Getting a good night's sleep is crucial to keep the brain healthy, a new study has found.
Researchers found that poor sleep quality left a lasting impact on the brain.
People in the study, who faced sleep difficulties like trouble falling asleep or getting a good night's sleep, had a faster decline in brain volume than people who slept properly.
For analysing the link, researchers studied 147 people aged between 20 and 84. As part of the study, participants completed a sleep questionnaire and also underwent two MRI scans in a gap of 3.5 years.
Researchers analysed the total time participants slept at night and the total time they took to fall asleep and also investigated their dependence on medications for sleeping.

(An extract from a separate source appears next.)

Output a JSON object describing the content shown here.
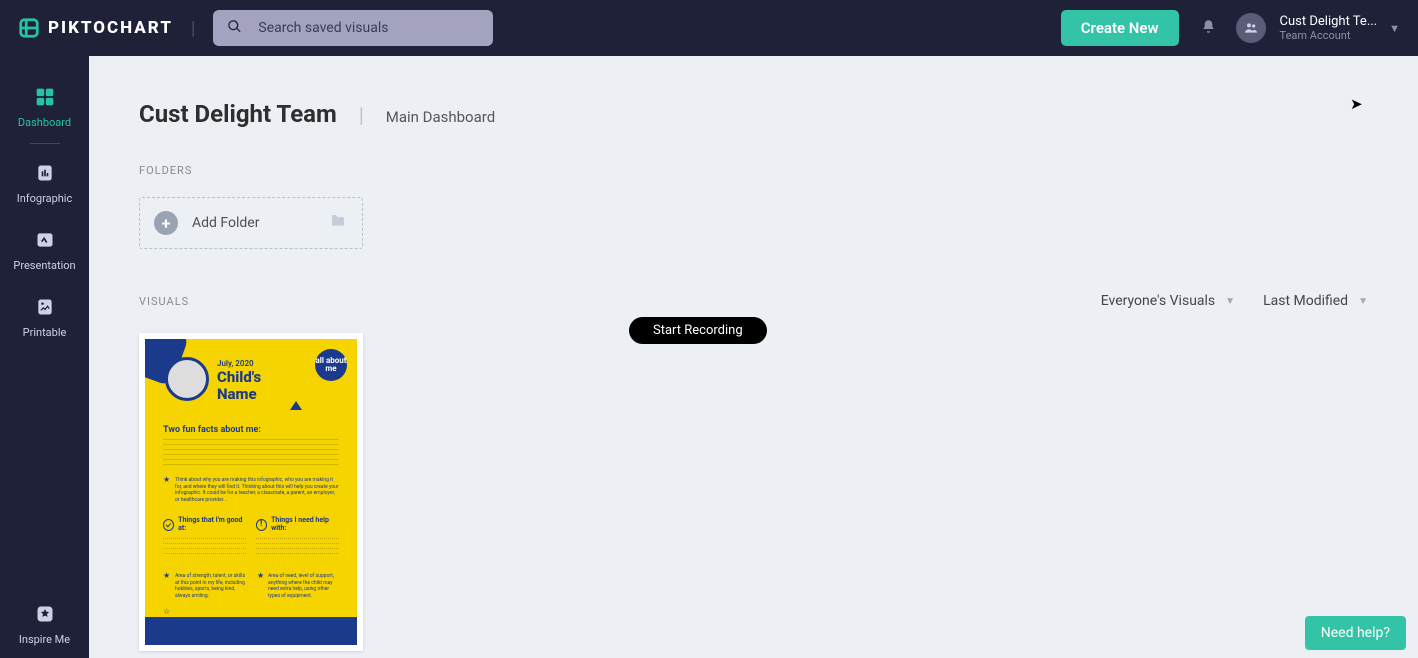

People, mainly those aged above 60, with sleep difficulties had a lesser volume in frontal, temporal and parietal areas of the brain.
"It is not yet known whether poor sleep quality is a cause or consequence of changes in brain structure," author of the study Claire E. Sexton, from the University of Oxford in the United Kingdom, said in a news release.

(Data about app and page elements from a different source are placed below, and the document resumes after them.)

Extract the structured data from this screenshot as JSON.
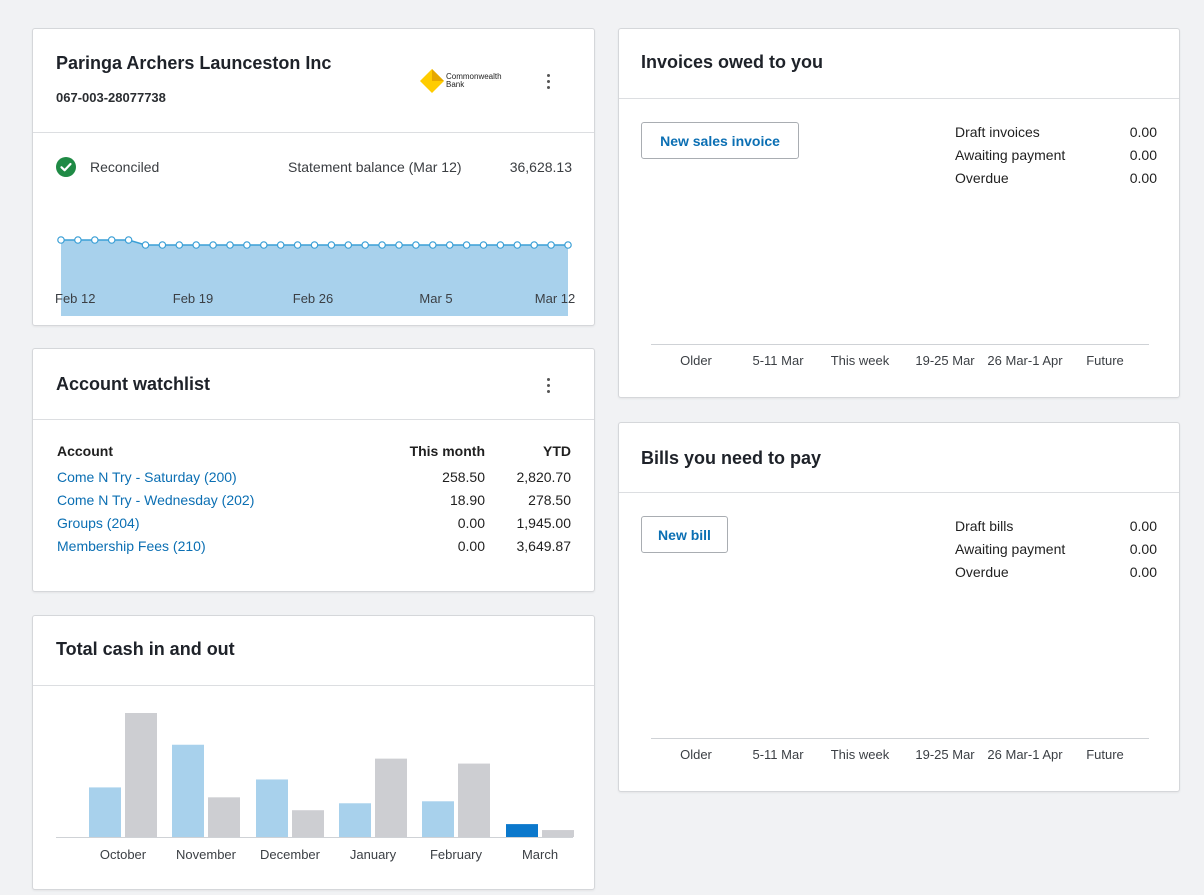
{
  "bank": {
    "org_name": "Paringa Archers Launceston Inc",
    "account_number": "067-003-28077738",
    "bank_logo_line1": "Commonwealth",
    "bank_logo_line2": "Bank",
    "reconciled_label": "Reconciled",
    "statement_label": "Statement balance (Mar 12)",
    "statement_value": "36,628.13",
    "x_labels": [
      "Feb 12",
      "Feb 19",
      "Feb 26",
      "Mar 5",
      "Mar 12"
    ],
    "balance_series": [
      36800,
      36800,
      36800,
      36800,
      36800,
      36628.13,
      36628.13,
      36628.13,
      36628.13,
      36628.13,
      36628.13,
      36628.13,
      36628.13,
      36628.13,
      36628.13,
      36628.13,
      36628.13,
      36628.13,
      36628.13,
      36628.13,
      36628.13,
      36628.13,
      36628.13,
      36628.13,
      36628.13,
      36628.13,
      36628.13,
      36628.13,
      36628.13,
      36628.13,
      36628.13
    ]
  },
  "watchlist": {
    "title": "Account watchlist",
    "headers": {
      "account": "Account",
      "month": "This month",
      "ytd": "YTD"
    },
    "rows": [
      {
        "account": "Come N Try - Saturday (200)",
        "month": "258.50",
        "ytd": "2,820.70"
      },
      {
        "account": "Come N Try - Wednesday (202)",
        "month": "18.90",
        "ytd": "278.50"
      },
      {
        "account": "Groups (204)",
        "month": "0.00",
        "ytd": "1,945.00"
      },
      {
        "account": "Membership Fees (210)",
        "month": "0.00",
        "ytd": "3,649.87"
      }
    ]
  },
  "cash": {
    "title": "Total cash in and out",
    "months": [
      "October",
      "November",
      "December",
      "January",
      "February",
      "March"
    ]
  },
  "invoices": {
    "title": "Invoices owed to you",
    "button": "New sales invoice",
    "summary": [
      {
        "label": "Draft invoices",
        "value": "0.00"
      },
      {
        "label": "Awaiting payment",
        "value": "0.00"
      },
      {
        "label": "Overdue",
        "value": "0.00"
      }
    ],
    "axis": [
      "Older",
      "5-11 Mar",
      "This week",
      "19-25 Mar",
      "26 Mar-1 Apr",
      "Future"
    ]
  },
  "bills": {
    "title": "Bills you need to pay",
    "button": "New bill",
    "summary": [
      {
        "label": "Draft bills",
        "value": "0.00"
      },
      {
        "label": "Awaiting payment",
        "value": "0.00"
      },
      {
        "label": "Overdue",
        "value": "0.00"
      }
    ],
    "axis": [
      "Older",
      "5-11 Mar",
      "This week",
      "19-25 Mar",
      "26 Mar-1 Apr",
      "Future"
    ]
  },
  "chart_data": [
    {
      "type": "area",
      "x": [
        "Feb 12",
        "Feb 19",
        "Feb 26",
        "Mar 5",
        "Mar 12"
      ],
      "series": [
        {
          "values": [
            36800,
            36628.13,
            36628.13,
            36628.13,
            36628.13
          ]
        }
      ],
      "colors": {
        "fill": "#a8d1ec",
        "line": "#3a9fd6"
      }
    },
    {
      "type": "bar",
      "categories": [
        "October",
        "November",
        "December",
        "January",
        "February",
        "March"
      ],
      "series": [
        {
          "values": [
            500,
            930,
            580,
            340,
            360,
            130
          ]
        },
        {
          "values": [
            1250,
            400,
            270,
            790,
            740,
            70
          ]
        }
      ],
      "colors": {
        "in": "#a8d1ec",
        "out": "#cdced2",
        "current": "#0b78cc"
      }
    }
  ]
}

"There are effective treatments for sleep problems, so future research needs to test whether improving people's quality of sleep could slow the rate of brain volume loss. If that is the case, improving people's sleep habits could be an important way to improve brain health."
The study, reported in American Academy of Neurology's medical journal Neurology, backs a study that appeared in the March issue of Sleep journal.
In the study, people with disrupted sleep had less frontal lobe gray matter than people without any sleep problems. Frontal lobe, one of main lobes of the cerebral cortex, contains dopamine-sensitive neurons that regulate short-term memory, planning, motivation, attention and reward.
Similarly, several studies in the past have linked poor sleep to prostate cancer, depression, heart problems, diabetes, obesity, poor memory and concentration, caesarean birth, mental disorder schizophrenia and Alzheimer's disease.
Sleep is also known to play a major role in clearing toxins and wastes from the brain.